1. Key Characteristics of Treeing Walker Coonhounds
- AKC Group: Hound
- Height: 22–27 inches (male); 20–25 inches (female)
- Weight: 50–70 pounds
- Life Expectancy: 12–13 years
The Treeing Walker Coonhound looks a lot like a tall Beagle.
The eyes and ears are large with the ears hanging far down the sides of the head. The short and glossy coat comes in a tri-colored or bi-colored coat of white, black and tan that may include spots.
2. Where Treeing Walker Coonhounds Came From
Thomas Walker imported English Coonhounds into Virginia in 1742. They later became known as Virginia Hounds.
Certain qualities of these dogs were desirable to retain, but they needed an additional edge when it came to hunting game, particularly the desire to hunt and the ability to stay with the prey until the hunter arrived.
Though they mainly hunt on the ground, some of these dogs have reputedly clambered up a tree after their prey.
These dogs were developed into the “walker” hounds until they were out-crossed with a stolen dog from Tennessee of unknown roots in 1945. The resulting dogs were named Treeing Walker Coonhounds and classified as a new breed.
The American Kennel Club (AKC) recognized the breed in 2012. They were the last of the coonhounds to earn inclusion from the AKC.
3. How Friendly Are Treeing Walker Coonhounds?
This is a fast, active dog breed.
Although they are friendly, confident and great with kids and other dogs, Treeing Walker Coonhounds follow their noses.

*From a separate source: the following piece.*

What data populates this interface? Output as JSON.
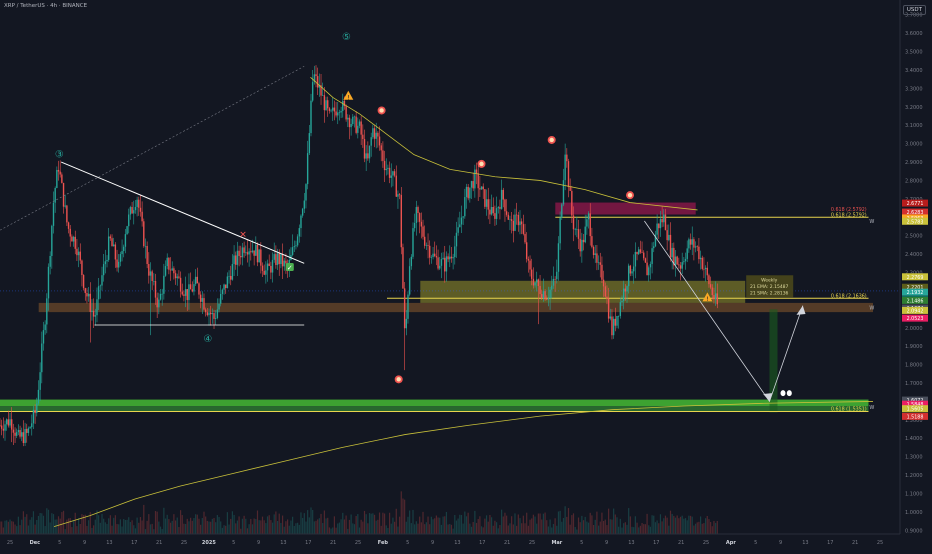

They are intelligent, competitive and love to work.
These dogs need regular exercise and reinforced training. Without them, these dogs can become stubborn and destructive.
4. Is This the Right Dog for You?
HIGH: Treeing Walker Coonhounds are active dogs who need regular, daily exercise. They love to work and have a high endurance level. They do well in warm climates and are considered too active for apartment life.
LOW: This breed requires minimal maintenance with a weekly brushing on the short coats and baths as needed. Clean the large ears regularly to prevent an ear infection.
Shedding is minimal to average. In addition to the ear cleaning, be sure to brush your coonhound’s teeth and clip their nails regularly.
LOW: This breed is extremely healthy with no notable genetic conditions. The ears may be prone to infection because of their size, and there is a chance of hip dysplasia.
Working dogs of this breed may encounter a higher chance of injury or cuts associated with their jobs.
Because the dogs chase wild raccoons and may come in direct contact with them regularly, people with working hounds should be diligent with rabies vaccinations.
Learn more about the Treeing Walker Coonhound in this video:
5. How to Adopt a Treeing Walker Coonhound
If you are considering adding a Treeing Walker Coonhound to your family, look into rescues and adoption resources first. Try out Petful’s online adoptable pet search.
If you decide to go the breeder route, please make sure the breeder is reputable and get to know the classic puppy mill warning signs.